There are 42 member boards in the Federation and so far, although many states have voted to accept the MBLEx, and some have adopted it exclusively, many others have refused to throw out the NCB exams, and continue to give their licensees a choice in which exam to take. I believe the same thing will happen when it comes to continuing education. Some states will go with the FSMTB CE program, and others will continue to allow providers to make their own choice. It’s the American way. Furthermore, in many places legislative changes will be required in order to switch from one to another or add another approval entity, and we all know that legislation most often moves at the speed of molasses. That is also the American way.

There were a number of problems identified with the NCBTMB’s current system. For one thing, some providers have taken advantage of the fact that once they received approval, they could add on classes at will. Some have ignored the fact that there is a prohibition on classes that are based on a product they sell. Some have ignored the fact that there is a prohibition against classes based on religion and/or spiritual practices. Some have ignored the fact that they need to be genuinely qualified to teach in their subject area.

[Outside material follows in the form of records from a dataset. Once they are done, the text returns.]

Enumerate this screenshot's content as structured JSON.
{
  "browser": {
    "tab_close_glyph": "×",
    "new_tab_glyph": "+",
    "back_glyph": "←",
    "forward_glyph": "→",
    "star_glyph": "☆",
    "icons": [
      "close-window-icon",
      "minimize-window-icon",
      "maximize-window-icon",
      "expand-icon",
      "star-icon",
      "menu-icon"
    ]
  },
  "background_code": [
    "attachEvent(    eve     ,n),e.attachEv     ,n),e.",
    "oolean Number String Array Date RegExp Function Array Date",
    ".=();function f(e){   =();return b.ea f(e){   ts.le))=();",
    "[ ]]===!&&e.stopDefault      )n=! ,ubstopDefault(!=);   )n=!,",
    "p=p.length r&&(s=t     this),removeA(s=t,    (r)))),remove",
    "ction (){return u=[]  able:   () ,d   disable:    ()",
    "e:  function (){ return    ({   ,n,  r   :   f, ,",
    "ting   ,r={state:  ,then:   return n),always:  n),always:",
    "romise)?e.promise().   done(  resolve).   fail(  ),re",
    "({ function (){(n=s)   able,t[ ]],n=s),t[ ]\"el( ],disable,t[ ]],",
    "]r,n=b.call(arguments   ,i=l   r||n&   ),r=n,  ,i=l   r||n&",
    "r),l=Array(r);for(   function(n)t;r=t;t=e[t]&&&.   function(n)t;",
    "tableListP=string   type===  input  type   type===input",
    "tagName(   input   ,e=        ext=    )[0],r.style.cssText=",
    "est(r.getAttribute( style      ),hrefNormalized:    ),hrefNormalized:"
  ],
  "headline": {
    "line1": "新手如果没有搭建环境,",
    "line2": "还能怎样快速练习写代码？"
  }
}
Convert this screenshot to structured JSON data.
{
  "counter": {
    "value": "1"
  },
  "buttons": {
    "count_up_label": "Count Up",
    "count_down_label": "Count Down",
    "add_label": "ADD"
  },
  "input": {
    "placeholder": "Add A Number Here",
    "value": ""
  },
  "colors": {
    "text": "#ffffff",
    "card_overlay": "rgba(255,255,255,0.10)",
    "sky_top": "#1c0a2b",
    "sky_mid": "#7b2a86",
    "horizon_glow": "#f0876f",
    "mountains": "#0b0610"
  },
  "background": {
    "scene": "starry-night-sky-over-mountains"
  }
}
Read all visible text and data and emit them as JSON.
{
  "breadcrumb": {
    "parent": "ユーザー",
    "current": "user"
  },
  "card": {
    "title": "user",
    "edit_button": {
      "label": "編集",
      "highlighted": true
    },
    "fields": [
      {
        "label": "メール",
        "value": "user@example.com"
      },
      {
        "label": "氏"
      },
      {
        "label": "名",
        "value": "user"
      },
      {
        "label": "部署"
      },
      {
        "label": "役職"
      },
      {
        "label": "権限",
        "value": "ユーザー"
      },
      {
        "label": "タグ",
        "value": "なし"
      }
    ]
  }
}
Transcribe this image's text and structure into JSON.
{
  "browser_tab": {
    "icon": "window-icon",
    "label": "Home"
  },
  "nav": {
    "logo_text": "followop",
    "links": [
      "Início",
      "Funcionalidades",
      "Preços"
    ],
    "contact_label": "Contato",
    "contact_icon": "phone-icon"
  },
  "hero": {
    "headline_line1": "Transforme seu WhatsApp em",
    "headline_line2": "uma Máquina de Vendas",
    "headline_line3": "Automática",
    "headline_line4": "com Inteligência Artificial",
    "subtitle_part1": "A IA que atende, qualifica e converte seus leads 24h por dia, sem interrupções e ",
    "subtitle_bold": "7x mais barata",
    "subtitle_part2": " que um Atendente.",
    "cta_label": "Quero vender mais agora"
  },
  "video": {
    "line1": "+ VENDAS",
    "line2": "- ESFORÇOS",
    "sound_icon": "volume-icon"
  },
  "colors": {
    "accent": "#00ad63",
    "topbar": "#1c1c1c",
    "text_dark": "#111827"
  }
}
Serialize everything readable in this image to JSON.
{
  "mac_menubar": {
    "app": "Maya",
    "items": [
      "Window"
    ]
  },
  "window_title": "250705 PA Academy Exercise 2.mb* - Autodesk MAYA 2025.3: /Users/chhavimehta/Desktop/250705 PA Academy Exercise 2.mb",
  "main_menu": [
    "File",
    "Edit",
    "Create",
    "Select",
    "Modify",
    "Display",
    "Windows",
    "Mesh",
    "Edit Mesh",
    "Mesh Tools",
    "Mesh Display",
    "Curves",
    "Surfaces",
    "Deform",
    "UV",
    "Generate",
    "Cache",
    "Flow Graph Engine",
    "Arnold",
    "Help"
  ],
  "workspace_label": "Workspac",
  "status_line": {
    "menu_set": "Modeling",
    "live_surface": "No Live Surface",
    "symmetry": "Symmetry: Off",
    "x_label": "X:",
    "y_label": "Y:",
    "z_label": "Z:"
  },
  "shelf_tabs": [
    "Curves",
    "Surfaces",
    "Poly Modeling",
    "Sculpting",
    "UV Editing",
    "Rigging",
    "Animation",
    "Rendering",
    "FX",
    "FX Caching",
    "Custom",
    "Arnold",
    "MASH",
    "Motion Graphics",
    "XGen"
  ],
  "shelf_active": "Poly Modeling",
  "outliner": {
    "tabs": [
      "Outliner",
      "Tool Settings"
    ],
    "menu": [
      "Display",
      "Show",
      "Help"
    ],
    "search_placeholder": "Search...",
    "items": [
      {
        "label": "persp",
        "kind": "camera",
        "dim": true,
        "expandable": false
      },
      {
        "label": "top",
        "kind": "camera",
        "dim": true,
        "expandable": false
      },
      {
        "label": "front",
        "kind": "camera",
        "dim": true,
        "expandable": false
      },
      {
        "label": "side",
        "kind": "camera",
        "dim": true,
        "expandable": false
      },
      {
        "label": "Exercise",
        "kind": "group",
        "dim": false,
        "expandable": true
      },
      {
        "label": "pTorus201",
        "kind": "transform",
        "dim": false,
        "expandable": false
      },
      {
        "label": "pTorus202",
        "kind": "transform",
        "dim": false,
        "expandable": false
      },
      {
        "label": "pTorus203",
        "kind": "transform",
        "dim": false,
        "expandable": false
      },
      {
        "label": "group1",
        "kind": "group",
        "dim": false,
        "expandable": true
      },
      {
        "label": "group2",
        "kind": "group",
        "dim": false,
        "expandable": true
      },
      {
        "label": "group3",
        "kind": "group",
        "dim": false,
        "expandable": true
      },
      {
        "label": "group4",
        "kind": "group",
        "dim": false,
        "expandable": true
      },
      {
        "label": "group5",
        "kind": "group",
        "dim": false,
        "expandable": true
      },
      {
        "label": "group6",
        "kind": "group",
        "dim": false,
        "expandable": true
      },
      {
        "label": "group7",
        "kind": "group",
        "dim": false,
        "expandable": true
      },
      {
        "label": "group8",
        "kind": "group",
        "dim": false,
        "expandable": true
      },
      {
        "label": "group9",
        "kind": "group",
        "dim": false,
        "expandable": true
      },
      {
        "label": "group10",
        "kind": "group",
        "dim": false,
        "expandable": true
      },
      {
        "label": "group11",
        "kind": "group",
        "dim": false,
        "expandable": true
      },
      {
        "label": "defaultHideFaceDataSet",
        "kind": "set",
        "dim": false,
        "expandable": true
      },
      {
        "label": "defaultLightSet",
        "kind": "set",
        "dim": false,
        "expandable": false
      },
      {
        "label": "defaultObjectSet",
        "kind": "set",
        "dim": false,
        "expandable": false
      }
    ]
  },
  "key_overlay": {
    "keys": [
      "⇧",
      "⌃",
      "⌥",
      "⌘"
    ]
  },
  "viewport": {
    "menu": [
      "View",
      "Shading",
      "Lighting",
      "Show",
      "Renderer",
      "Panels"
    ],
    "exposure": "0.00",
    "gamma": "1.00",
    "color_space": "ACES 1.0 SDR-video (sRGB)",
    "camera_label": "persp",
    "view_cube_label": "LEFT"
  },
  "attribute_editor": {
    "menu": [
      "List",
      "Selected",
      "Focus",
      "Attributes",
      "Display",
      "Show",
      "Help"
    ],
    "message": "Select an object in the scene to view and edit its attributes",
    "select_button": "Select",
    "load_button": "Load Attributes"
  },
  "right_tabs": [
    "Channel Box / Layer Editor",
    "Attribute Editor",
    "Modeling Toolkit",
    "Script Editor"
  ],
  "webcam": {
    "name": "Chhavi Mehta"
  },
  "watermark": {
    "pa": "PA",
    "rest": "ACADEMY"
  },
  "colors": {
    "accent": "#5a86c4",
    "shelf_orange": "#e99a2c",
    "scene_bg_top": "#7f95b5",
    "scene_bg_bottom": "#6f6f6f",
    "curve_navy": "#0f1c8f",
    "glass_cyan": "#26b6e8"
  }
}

Bruce Baltz, an NCBTMB Board member, mentioned people who teach NMT techniques suddenly throwing in a class in lymphatic drainage needing to be looked at carefully…sorry, but your attendance at a weekend workshop does not qualify you to suddenly start teaching it yourself. The people who have been guilty of these offenses are going to have a little awakening when some of the changes to the program are implemented.

The suggestions for solutions were great and it was interesting to see that when we broke up into small groups to do problem solving, most of the groups were on the same page. Some of the suggestions included requiring providers to submit videos of their classes, a much stricter and more frequent auditing process, an improved evaluation process where students can go online anonymously and evaluate teachers and class content, a required online class for teachers themselves to improve instructor competence…lots of good ideas that the NCBTMB is going to consider and decide which ones to implement.

Every organization and individual at the meeting expressed a genuine interest in assisting the NCBTMB in this endeavor. Even better, they all agreed that all the organizations, not just a choice few, need to come together once or twice a year for the good of the profession. Bob Benson stepped up to the plate on that front and good for him for doing so…AMTA and ABMP can take a few swipes at each other, but in the final analysis, there is room in the sandbox and he knows it.

All in all, I thought it was a wonderful gathering of some of the best and brightest, with the intent of creating a positive outcome, and I was honored to have been included. Paul Lindamood and his team did a great job in organizing the gathering and assembling the best people they could get. And hey, any meeting that includes keeping chocolate on the table at all times does it for me.